> Exercise prompt
Reply with one number: the count of lines in the records below that hold "WORLD".

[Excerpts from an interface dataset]
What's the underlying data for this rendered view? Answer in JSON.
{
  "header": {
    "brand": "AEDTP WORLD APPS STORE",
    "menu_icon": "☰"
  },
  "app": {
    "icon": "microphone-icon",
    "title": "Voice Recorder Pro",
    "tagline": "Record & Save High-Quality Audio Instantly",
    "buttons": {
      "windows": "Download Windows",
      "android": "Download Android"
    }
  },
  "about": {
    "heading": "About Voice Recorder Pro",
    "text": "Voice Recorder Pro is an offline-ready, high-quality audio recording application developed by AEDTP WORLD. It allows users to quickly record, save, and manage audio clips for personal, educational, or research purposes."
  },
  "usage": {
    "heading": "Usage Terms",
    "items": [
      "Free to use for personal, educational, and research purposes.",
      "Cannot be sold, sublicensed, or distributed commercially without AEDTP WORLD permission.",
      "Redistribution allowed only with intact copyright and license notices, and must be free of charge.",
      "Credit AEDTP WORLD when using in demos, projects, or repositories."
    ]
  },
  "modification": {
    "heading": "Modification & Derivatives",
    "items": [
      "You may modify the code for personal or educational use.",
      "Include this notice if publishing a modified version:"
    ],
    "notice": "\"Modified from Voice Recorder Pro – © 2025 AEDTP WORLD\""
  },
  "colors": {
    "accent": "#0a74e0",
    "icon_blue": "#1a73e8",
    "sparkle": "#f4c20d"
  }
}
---
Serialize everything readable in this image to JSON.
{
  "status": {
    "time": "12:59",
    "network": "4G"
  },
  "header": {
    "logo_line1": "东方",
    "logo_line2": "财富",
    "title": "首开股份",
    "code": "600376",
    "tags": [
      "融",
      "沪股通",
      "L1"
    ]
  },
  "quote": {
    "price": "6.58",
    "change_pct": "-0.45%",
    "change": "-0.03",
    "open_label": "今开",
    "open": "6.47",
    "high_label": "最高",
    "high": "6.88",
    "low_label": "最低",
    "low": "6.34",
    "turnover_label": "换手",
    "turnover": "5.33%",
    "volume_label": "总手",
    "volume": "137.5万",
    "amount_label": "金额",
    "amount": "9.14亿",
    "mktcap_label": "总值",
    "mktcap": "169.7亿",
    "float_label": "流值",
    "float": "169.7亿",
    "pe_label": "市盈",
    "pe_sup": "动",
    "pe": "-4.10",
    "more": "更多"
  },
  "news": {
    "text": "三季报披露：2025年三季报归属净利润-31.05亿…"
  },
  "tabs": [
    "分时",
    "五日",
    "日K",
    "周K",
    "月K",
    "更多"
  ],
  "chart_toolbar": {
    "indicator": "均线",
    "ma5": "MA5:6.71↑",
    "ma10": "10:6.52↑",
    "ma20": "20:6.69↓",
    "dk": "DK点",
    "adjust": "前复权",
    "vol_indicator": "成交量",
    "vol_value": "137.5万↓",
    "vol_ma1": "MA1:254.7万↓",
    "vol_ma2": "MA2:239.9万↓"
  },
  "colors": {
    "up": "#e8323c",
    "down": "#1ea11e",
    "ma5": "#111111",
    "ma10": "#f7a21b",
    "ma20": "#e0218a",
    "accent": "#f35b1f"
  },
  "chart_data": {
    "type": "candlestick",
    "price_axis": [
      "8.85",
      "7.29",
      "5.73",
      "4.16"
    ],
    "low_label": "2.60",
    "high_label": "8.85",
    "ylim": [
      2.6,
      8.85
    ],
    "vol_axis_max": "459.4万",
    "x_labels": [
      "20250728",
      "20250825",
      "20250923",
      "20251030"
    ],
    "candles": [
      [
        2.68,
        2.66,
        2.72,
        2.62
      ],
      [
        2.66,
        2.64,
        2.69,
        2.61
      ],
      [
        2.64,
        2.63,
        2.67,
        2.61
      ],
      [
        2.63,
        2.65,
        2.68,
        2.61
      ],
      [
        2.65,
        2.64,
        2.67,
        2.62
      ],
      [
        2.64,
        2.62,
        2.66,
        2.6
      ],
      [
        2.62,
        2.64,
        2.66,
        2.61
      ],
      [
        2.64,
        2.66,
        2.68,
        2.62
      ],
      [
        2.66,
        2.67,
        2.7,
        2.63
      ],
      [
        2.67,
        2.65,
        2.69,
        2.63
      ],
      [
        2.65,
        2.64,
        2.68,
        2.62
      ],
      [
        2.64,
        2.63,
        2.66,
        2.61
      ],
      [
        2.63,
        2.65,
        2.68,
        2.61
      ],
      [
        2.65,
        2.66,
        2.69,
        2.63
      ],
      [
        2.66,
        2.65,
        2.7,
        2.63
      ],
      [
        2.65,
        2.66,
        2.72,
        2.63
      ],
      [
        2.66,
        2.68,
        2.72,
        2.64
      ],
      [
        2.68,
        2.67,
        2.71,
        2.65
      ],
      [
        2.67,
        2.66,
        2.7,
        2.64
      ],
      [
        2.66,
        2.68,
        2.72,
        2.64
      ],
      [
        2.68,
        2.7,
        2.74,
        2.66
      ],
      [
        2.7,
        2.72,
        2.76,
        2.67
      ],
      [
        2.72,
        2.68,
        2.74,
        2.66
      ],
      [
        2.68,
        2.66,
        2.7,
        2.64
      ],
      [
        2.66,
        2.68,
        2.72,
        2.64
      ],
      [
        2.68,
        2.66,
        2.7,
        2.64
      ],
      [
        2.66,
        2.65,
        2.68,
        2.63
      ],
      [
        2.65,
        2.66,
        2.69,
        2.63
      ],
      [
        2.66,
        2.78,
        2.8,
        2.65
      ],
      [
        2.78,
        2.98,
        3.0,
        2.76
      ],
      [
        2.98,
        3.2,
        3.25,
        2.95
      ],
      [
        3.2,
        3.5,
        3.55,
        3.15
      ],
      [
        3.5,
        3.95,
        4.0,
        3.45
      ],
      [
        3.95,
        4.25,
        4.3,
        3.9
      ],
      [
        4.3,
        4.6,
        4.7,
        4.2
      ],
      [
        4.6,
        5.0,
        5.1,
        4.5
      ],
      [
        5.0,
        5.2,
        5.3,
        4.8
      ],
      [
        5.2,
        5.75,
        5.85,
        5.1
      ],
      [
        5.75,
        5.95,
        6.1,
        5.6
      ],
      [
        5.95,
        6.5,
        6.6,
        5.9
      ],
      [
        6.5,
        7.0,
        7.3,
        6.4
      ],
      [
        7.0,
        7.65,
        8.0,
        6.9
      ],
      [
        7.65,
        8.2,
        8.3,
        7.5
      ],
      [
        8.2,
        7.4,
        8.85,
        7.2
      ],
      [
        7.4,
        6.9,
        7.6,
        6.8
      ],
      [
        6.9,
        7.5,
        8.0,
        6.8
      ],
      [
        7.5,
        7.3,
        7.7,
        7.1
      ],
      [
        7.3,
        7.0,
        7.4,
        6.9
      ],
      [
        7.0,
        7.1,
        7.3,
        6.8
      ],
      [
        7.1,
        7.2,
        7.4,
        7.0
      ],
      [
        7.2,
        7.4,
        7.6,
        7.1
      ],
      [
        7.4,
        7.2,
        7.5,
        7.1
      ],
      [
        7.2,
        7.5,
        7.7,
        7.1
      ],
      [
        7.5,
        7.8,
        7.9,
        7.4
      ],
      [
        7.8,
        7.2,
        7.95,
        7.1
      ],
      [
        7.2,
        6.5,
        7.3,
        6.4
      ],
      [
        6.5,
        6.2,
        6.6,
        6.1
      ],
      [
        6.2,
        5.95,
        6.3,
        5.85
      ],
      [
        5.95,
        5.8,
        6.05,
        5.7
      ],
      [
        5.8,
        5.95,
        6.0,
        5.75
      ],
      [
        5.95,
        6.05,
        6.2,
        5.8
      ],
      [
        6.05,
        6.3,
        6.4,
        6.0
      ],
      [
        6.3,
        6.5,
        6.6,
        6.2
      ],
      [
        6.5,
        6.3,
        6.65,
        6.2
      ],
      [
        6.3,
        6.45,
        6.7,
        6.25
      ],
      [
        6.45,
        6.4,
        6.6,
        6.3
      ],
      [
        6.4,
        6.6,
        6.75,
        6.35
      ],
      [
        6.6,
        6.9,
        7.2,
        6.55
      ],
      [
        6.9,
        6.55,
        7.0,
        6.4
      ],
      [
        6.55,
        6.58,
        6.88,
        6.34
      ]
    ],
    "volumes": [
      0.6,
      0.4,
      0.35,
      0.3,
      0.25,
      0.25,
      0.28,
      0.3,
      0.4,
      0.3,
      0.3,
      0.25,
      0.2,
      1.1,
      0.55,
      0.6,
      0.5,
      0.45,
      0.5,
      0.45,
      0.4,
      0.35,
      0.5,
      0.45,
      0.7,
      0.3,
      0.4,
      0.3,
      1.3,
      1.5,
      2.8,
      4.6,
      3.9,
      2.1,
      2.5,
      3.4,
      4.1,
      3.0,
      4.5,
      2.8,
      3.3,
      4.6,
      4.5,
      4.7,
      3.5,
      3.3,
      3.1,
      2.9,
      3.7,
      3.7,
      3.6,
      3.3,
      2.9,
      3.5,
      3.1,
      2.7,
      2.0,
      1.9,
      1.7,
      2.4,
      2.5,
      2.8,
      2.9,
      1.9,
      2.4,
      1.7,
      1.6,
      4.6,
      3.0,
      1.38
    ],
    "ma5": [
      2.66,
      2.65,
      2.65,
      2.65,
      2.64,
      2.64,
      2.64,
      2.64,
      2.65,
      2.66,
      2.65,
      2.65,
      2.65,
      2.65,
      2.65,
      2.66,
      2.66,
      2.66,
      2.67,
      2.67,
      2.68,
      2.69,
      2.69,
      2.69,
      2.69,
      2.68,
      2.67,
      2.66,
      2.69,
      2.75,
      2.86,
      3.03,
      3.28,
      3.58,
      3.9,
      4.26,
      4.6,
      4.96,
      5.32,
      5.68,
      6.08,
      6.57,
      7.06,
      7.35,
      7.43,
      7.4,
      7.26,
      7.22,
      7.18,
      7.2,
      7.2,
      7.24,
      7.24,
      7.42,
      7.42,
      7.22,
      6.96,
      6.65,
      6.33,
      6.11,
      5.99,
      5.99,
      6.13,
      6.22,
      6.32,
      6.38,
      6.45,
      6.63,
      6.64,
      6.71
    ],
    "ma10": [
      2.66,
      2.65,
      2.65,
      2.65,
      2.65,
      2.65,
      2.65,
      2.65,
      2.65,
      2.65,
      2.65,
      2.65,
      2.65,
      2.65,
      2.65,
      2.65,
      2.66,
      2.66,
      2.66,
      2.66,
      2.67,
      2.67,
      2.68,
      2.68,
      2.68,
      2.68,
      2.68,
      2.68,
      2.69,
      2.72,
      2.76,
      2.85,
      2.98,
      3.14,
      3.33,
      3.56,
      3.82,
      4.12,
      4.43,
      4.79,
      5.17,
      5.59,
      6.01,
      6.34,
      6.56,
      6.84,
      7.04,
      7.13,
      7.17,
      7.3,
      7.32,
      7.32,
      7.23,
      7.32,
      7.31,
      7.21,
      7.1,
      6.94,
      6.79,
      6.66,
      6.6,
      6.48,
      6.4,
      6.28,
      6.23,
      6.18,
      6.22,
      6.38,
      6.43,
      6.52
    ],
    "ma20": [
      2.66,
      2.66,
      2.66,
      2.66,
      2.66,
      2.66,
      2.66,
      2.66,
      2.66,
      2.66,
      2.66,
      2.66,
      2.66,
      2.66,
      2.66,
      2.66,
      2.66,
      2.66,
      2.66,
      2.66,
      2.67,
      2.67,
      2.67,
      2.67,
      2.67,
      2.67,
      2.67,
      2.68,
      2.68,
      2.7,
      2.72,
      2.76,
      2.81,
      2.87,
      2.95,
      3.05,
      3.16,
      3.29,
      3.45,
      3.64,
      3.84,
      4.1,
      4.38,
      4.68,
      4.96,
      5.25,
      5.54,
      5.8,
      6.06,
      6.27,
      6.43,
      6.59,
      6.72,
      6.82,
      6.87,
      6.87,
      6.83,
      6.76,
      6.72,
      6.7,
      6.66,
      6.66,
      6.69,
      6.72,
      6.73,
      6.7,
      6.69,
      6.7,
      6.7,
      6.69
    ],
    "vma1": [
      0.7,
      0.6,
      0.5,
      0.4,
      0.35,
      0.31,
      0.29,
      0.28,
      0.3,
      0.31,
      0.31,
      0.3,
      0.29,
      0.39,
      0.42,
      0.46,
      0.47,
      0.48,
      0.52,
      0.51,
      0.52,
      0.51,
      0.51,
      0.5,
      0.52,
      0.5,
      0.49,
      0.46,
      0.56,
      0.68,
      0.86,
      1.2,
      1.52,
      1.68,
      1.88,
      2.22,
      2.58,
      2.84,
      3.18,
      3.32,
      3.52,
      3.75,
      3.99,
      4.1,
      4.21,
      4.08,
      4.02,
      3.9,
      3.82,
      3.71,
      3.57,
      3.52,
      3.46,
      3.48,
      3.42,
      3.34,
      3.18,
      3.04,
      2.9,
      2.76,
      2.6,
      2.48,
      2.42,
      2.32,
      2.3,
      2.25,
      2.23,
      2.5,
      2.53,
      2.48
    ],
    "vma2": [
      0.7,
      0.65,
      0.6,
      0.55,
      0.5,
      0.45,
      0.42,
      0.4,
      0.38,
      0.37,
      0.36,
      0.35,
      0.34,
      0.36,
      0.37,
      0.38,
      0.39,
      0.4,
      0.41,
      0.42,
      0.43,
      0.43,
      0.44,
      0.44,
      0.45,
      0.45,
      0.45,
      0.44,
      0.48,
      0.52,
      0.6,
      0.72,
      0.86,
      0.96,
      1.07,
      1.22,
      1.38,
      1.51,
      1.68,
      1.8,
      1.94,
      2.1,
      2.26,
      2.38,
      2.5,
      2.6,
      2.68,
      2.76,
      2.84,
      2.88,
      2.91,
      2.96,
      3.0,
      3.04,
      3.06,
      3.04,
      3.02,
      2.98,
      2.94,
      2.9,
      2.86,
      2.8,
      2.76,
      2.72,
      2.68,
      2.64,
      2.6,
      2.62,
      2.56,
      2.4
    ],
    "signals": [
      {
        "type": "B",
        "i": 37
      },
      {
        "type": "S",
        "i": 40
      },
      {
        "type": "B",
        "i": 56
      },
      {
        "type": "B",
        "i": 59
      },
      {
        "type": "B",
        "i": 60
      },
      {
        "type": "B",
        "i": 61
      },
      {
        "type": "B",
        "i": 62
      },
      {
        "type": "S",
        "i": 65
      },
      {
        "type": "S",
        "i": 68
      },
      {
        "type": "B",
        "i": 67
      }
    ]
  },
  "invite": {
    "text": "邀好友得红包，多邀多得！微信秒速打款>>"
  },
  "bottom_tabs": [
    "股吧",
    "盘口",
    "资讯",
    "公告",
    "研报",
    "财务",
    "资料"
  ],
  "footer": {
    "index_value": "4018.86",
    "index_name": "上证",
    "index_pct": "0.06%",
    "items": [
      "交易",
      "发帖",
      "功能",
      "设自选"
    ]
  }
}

> Output for this exercise
5